## [Activity]
Search the material for the string "Relationship", then show every line where it turns up.

## [Stored data]
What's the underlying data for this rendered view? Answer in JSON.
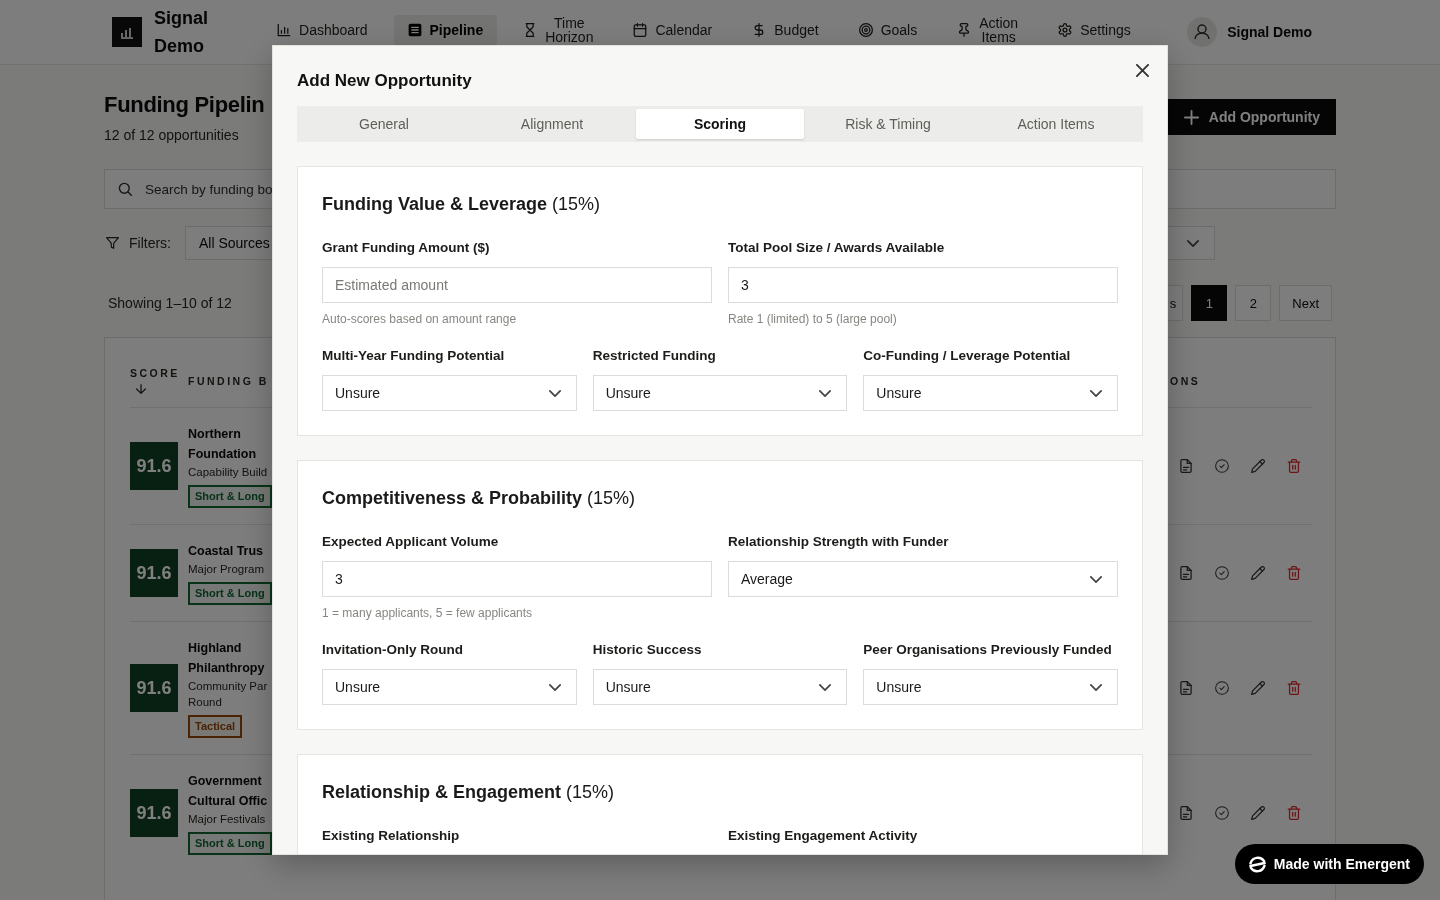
{
  "nav": {
    "brand": "Signal Demo",
    "items": [
      {
        "label": "Dashboard",
        "selected": false
      },
      {
        "label": "Pipeline",
        "selected": true
      },
      {
        "label": "Time Horizon",
        "selected": false
      },
      {
        "label": "Calendar",
        "selected": false
      },
      {
        "label": "Budget",
        "selected": false
      },
      {
        "label": "Goals",
        "selected": false
      },
      {
        "label": "Action Items",
        "selected": false
      },
      {
        "label": "Settings",
        "selected": false
      }
    ],
    "user": "Signal Demo"
  },
  "page": {
    "title": "Funding Pipelin",
    "subtitle": "12 of 12 opportunities",
    "add_button": "Add Opportunity",
    "search": {
      "placeholder": "Search by funding bo"
    },
    "filters": {
      "label": "Filters:",
      "source": "All Sources"
    },
    "results": "Showing 1–10 of 12",
    "pagination": [
      {
        "kind": "prev",
        "label": "s",
        "selected": false
      },
      {
        "kind": "page",
        "label": "1",
        "selected": true
      },
      {
        "kind": "page",
        "label": "2",
        "selected": false
      },
      {
        "kind": "next",
        "label": "Next",
        "selected": false
      }
    ],
    "table": {
      "columns": [
        {
          "label": "SCORE",
          "sorted": true
        },
        {
          "label": "FUNDING B",
          "sorted": false
        },
        {
          "label": "ONS",
          "sorted": false
        }
      ],
      "rows": [
        {
          "score": "91.6",
          "name": "Northern Foundation",
          "subtitle": "Capability Build",
          "tag": {
            "label": "Short & Long",
            "color": "#083318"
          }
        },
        {
          "score": "91.6",
          "name": "Coastal Trus",
          "subtitle": "Major Program",
          "tag": {
            "label": "Short & Long",
            "color": "#083318"
          }
        },
        {
          "score": "91.6",
          "name": "Highland Philanthropy",
          "subtitle": "Community Par\nRound",
          "tag": {
            "label": "Tactical",
            "color": "#4a2204"
          }
        },
        {
          "score": "91.6",
          "name": "Government Cultural Offic",
          "subtitle": "Major Festivals",
          "tag": {
            "label": "Short & Long",
            "color": "#083318"
          }
        }
      ]
    }
  },
  "modal": {
    "title": "Add New Opportunity",
    "tabs": [
      {
        "label": "General",
        "selected": false
      },
      {
        "label": "Alignment",
        "selected": false
      },
      {
        "label": "Scoring",
        "selected": true
      },
      {
        "label": "Risk & Timing",
        "selected": false
      },
      {
        "label": "Action Items",
        "selected": false
      }
    ],
    "sections": [
      {
        "heading": "**Funding Value & Leverage** (15%)",
        "rows": [
          [
            {
              "kind": "input",
              "label": "Grant Funding Amount ($)",
              "placeholder": "Estimated amount",
              "hint": "Auto-scores based on amount range"
            },
            {
              "kind": "input",
              "label": "Total Pool Size / Awards Available",
              "value": "3",
              "hint": "Rate 1 (limited) to 5 (large pool)"
            }
          ],
          [
            {
              "kind": "select",
              "label": "Multi-Year Funding Potential",
              "value": "Unsure"
            },
            {
              "kind": "select",
              "label": "Restricted Funding",
              "value": "Unsure"
            },
            {
              "kind": "select",
              "label": "Co-Funding / Leverage Potential",
              "value": "Unsure"
            }
          ]
        ]
      },
      {
        "heading": "**Competitiveness & Probability** (15%)",
        "rows": [
          [
            {
              "kind": "input",
              "label": "Expected Applicant Volume",
              "value": "3",
              "hint": "1 = many applicants, 5 = few applicants"
            },
            {
              "kind": "select",
              "label": "Relationship Strength with Funder",
              "value": "Average"
            }
          ],
          [
            {
              "kind": "select",
              "label": "Invitation-Only Round",
              "value": "Unsure"
            },
            {
              "kind": "select",
              "label": "Historic Success",
              "value": "Unsure"
            },
            {
              "kind": "select",
              "label": "Peer Organisations Previously Funded",
              "value": "Unsure"
            }
          ]
        ]
      },
      {
        "heading": "**Relationship & Engagement** (15%)",
        "rows": [
          [
            {
              "label": "Existing Relationship"
            },
            {
              "label": "Existing Engagement Activity"
            }
          ]
        ]
      }
    ]
  },
  "badge": {
    "label": "Made with Emergent"
  }
}
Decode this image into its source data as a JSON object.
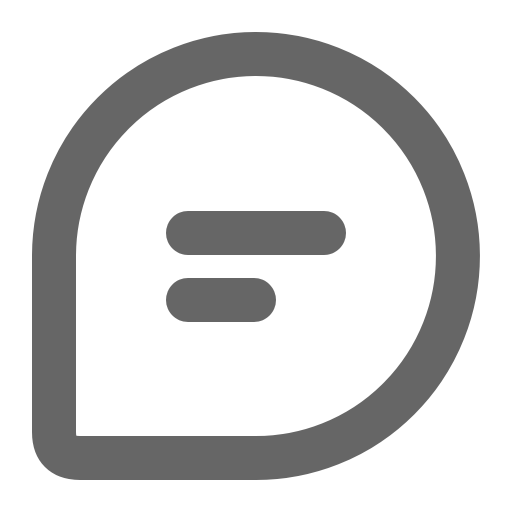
{
  "icon": {
    "name": "chat-bubble-icon",
    "color": "#666666",
    "background": "#ffffff"
  }
}
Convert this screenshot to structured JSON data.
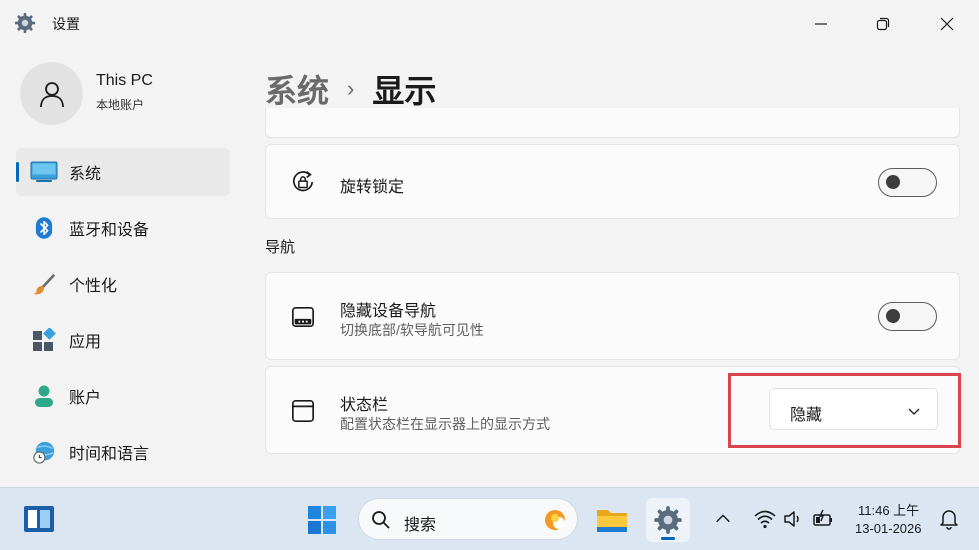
{
  "window": {
    "title": "设置",
    "controls": [
      "minimize",
      "maximize",
      "close"
    ]
  },
  "profile": {
    "name": "This PC",
    "account_type": "本地账户"
  },
  "sidebar": {
    "items": [
      {
        "label": "系统",
        "icon": "monitor-icon",
        "active": true
      },
      {
        "label": "蓝牙和设备",
        "icon": "bluetooth-icon",
        "active": false
      },
      {
        "label": "个性化",
        "icon": "brush-icon",
        "active": false
      },
      {
        "label": "应用",
        "icon": "apps-icon",
        "active": false
      },
      {
        "label": "账户",
        "icon": "person-icon",
        "active": false
      },
      {
        "label": "时间和语言",
        "icon": "globe-clock-icon",
        "active": false
      }
    ]
  },
  "breadcrumb": {
    "parent": "系统",
    "separator": "›",
    "current": "显示"
  },
  "settings": {
    "rotation_lock": {
      "title": "旋转锁定",
      "icon": "rotation-lock-icon",
      "toggle": "off"
    },
    "section_navigation": "导航",
    "hide_nav": {
      "title": "隐藏设备导航",
      "description": "切换底部/软导航可见性",
      "icon": "tablet-nav-icon",
      "toggle": "off"
    },
    "status_bar": {
      "title": "状态栏",
      "description": "配置状态栏在显示器上的显示方式",
      "icon": "window-icon",
      "dropdown_value": "隐藏"
    }
  },
  "taskbar": {
    "search_placeholder": "搜索",
    "apps": [
      "widgets-icon",
      "start-icon",
      "file-explorer-icon",
      "settings-icon"
    ],
    "tray": [
      "chevron-up-icon",
      "wifi-icon",
      "volume-icon",
      "battery-icon",
      "bell-icon"
    ],
    "time": "11:46 上午",
    "date": "13-01-2026"
  },
  "colors": {
    "accent": "#0067c0",
    "highlight_border": "#d9464e",
    "background": "#f3f3f3",
    "card": "#fbfbfb",
    "taskbar": "#dbe6f2"
  }
}
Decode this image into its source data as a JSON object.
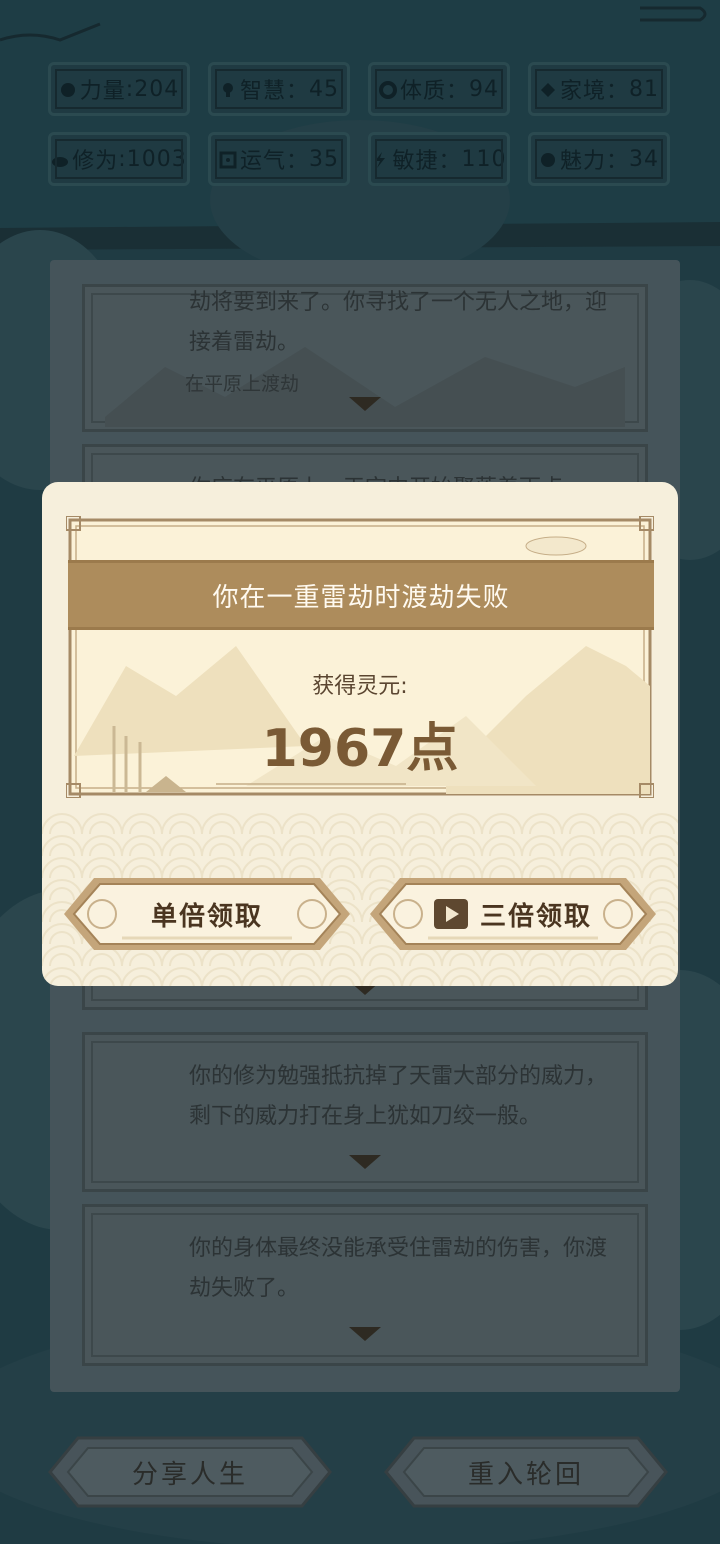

## [Completed task]
              "label": "Relationship Strength with Funder",
        "heading": "**Relationship & Engagement** (15%)",
              "label": "Existing Relationship"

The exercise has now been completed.